It gradually turns into a David Attenborough monologue when Kakababu (Prosenjit Chatterjee) starts explaining the great migration of wildebeests from Maasai Mara to Serengeti and Santu (Aryann Bhowmik) displays the excitement of an overgrown bemused kid. Chatterjee remains wooden for the most part and the rest of his facial reaction opts to stay hidden behind his Desi handlebar mustache. Only Anirban Chakrabarti’s avatar excelled and he proved his mettle once again portraying multiple shades while delivering poorly written dialogues with convincing prowess.

Director Srijit Mukherji also plays a hotelier PR Lohia on screen and delivers a rather convincing performance but with someone else’s dubbed voice.

The constant references of Feluda and the team are simply annoying and at points, nonsensical as well. They could not hold the paper-thin script line together and the surprises are patchy. The plotline is linear but the simplistically plotted narrative fails to deliver an impact and live up to the hype that was created around it for the past two years.
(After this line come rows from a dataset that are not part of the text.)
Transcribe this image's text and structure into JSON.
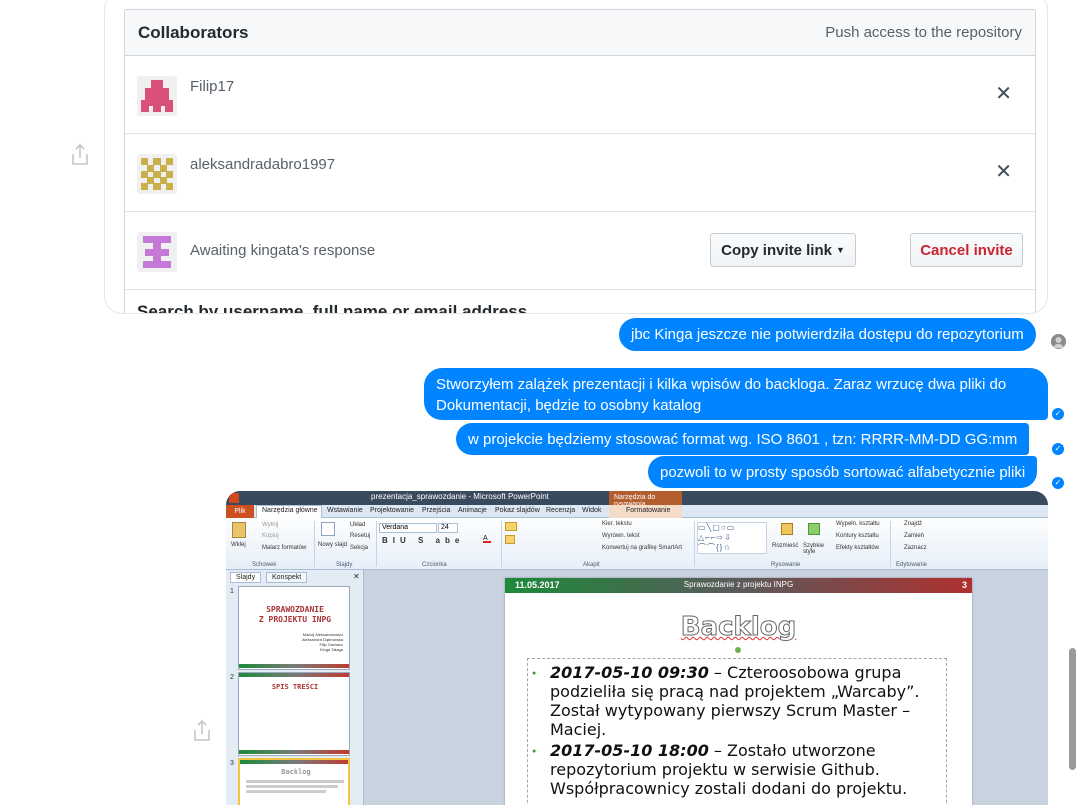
{
  "collaborators": {
    "title": "Collaborators",
    "subtitle": "Push access to the repository",
    "members": [
      {
        "name": "Filip17"
      },
      {
        "name": "aleksandradabro1997"
      }
    ],
    "pending": {
      "text": "Awaiting kingata's response",
      "copy_label": "Copy invite link",
      "cancel_label": "Cancel invite"
    },
    "search_placeholder": "Search by username, full name or email address"
  },
  "messages": [
    {
      "text": "jbc Kinga jeszcze nie potwierdziła dostępu do repozytorium"
    },
    {
      "text": "Stworzyłem zalążek prezentacji i kilka wpisów do backloga. Zaraz wrzucę dwa pliki do Dokumentacji, będzie to osobny katalog"
    },
    {
      "text": "w projekcie będziemy stosować format wg. ISO 8601 , tzn: RRRR-MM-DD GG:mm"
    },
    {
      "text": "pozwoli to w prosty sposób sortować alfabetycznie pliki"
    }
  ],
  "ppt": {
    "window_title": "prezentacja_sprawozdanie - Microsoft PowerPoint",
    "contextual_tools": "Narzędzia do rysowania",
    "tabs": [
      "Plik",
      "Narzędzia główne",
      "Wstawianie",
      "Projektowanie",
      "Przejścia",
      "Animacje",
      "Pokaz slajdów",
      "Recenzja",
      "Widok",
      "Formatowanie"
    ],
    "ribbon": {
      "paste": "Wklej",
      "cut": "Wytnij",
      "copy": "Kopiuj",
      "painter": "Malarz formatów",
      "new_slide": "Nowy slajd",
      "layout": "Układ",
      "reset": "Resetuj",
      "section": "Sekcja",
      "font": "Verdana",
      "size": "24",
      "text_dir": "Kier. tekstu",
      "align_text": "Wyrówn. tekst",
      "smartart": "Konwertuj na grafikę SmartArt",
      "arrange": "Rozmieść",
      "quick_styles": "Szybkie style",
      "fill": "Wypełn. kształtu",
      "outline": "Kontury kształtu",
      "effects": "Efekty kształtów",
      "find": "Znajdź",
      "replace": "Zamień",
      "select": "Zaznacz",
      "groups": [
        "Schowek",
        "Slajdy",
        "Czcionka",
        "Akapit",
        "Rysowanie",
        "Edytowanie"
      ]
    },
    "panel_tabs": [
      "Slajdy",
      "Konspekt"
    ],
    "thumbs": [
      {
        "num": "1",
        "title_line1": "SPRAWOZDANIE",
        "title_line2": "Z PROJEKTU INPG",
        "names": [
          "Maciej Aleksandrowicz",
          "Aleksandra Dąbrowska",
          "Filip Garbacz",
          "Kinga Tałaga"
        ]
      },
      {
        "num": "2",
        "title": "SPIS TREŚCI"
      },
      {
        "num": "3",
        "title": "Backlog"
      }
    ],
    "slide": {
      "date": "11.05.2017",
      "header_center": "Sprawozdanie z projektu INPG",
      "number": "3",
      "title": "Backlog",
      "items": [
        {
          "date": "2017-05-10 09:30",
          "text": " – Czteroosobowa grupa podzieliła się pracą nad projektem „Warcaby”. Został wytypowany pierwszy Scrum Master – Maciej."
        },
        {
          "date": "2017-05-10 18:00",
          "text": " – Zostało utworzone repozytorium projektu w serwisie Github. Współpracownicy zostali dodani do projektu."
        }
      ]
    }
  }
}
‘Phire Elo Kakababu’, the opening song is composed by Indraadip Dasgupta and sung by Rupam Islam. It absolutely sets up the mood for the upcoming adventure. The closing title shows Kakababu and Santu explaining the game of cricket to the tribals of Maasai Mara and the song “Teen tirikkhey noy” works aptly for concluding the journey. It’s sung by the trio Anindya Chatterjee, Upal Sengupta and Chandril Bhattacharya from the band Chandrabindoo.
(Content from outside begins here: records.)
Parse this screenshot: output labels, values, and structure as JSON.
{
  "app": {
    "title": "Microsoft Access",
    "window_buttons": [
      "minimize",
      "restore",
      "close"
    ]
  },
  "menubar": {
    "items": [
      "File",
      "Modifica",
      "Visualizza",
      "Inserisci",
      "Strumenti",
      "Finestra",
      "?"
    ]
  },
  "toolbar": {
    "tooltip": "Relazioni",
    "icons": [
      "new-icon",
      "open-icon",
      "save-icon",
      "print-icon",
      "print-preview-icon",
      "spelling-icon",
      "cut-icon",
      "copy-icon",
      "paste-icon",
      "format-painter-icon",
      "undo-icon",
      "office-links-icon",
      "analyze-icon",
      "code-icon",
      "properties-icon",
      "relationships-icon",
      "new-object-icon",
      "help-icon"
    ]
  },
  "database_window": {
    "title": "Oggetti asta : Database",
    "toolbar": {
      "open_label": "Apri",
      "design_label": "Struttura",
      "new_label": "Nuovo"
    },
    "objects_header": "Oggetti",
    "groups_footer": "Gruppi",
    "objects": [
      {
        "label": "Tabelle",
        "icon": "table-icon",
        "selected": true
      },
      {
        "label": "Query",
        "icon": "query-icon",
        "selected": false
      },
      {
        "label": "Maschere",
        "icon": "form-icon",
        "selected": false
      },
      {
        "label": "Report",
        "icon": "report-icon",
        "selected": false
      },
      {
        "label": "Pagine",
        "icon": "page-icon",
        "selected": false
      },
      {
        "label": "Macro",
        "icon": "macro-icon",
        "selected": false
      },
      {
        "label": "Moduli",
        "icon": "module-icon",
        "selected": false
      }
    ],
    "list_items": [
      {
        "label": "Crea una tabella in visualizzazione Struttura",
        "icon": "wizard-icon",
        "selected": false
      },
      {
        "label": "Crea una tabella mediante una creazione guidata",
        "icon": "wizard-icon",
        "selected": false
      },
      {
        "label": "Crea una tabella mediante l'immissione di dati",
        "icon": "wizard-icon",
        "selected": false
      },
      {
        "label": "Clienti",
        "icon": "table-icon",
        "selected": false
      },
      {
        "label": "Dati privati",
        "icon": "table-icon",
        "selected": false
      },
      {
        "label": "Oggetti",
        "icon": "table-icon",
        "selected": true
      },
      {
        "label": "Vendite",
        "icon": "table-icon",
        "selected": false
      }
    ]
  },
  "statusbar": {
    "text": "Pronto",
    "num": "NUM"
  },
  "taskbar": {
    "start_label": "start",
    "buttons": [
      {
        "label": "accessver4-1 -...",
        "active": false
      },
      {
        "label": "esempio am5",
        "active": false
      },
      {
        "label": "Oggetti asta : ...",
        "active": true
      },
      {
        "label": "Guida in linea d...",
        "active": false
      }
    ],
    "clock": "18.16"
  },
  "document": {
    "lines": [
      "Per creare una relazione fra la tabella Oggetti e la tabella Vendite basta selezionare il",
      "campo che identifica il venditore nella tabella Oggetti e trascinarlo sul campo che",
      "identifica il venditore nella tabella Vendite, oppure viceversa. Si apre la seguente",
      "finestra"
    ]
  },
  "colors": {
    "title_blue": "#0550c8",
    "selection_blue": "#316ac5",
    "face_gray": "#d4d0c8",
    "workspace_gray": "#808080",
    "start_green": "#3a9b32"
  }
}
It isn’t a “good” movie in the usual sense or most senses, however, it is adventurous and definitely fills up the void for children’s summer movies. It ricochets off the adventure bit and paints a grand dimension but somehow fails to engage the viewers.


Movies must be valued based on their goals and aspirations or simply purpose and Kakababur Protyaborton aspires to be a summer holiday entertainment for kids. It’s more popcorn fun with wild documentaries amorphously mashed into a franchise. The ingredients are all there but not in the right order or pattern. Being someone with a childlike curiosity, I hated the logic behind explaining Santa but if you’re looking for a naive theme park ride of a movie, you’re going to like it.

Checkout the trailer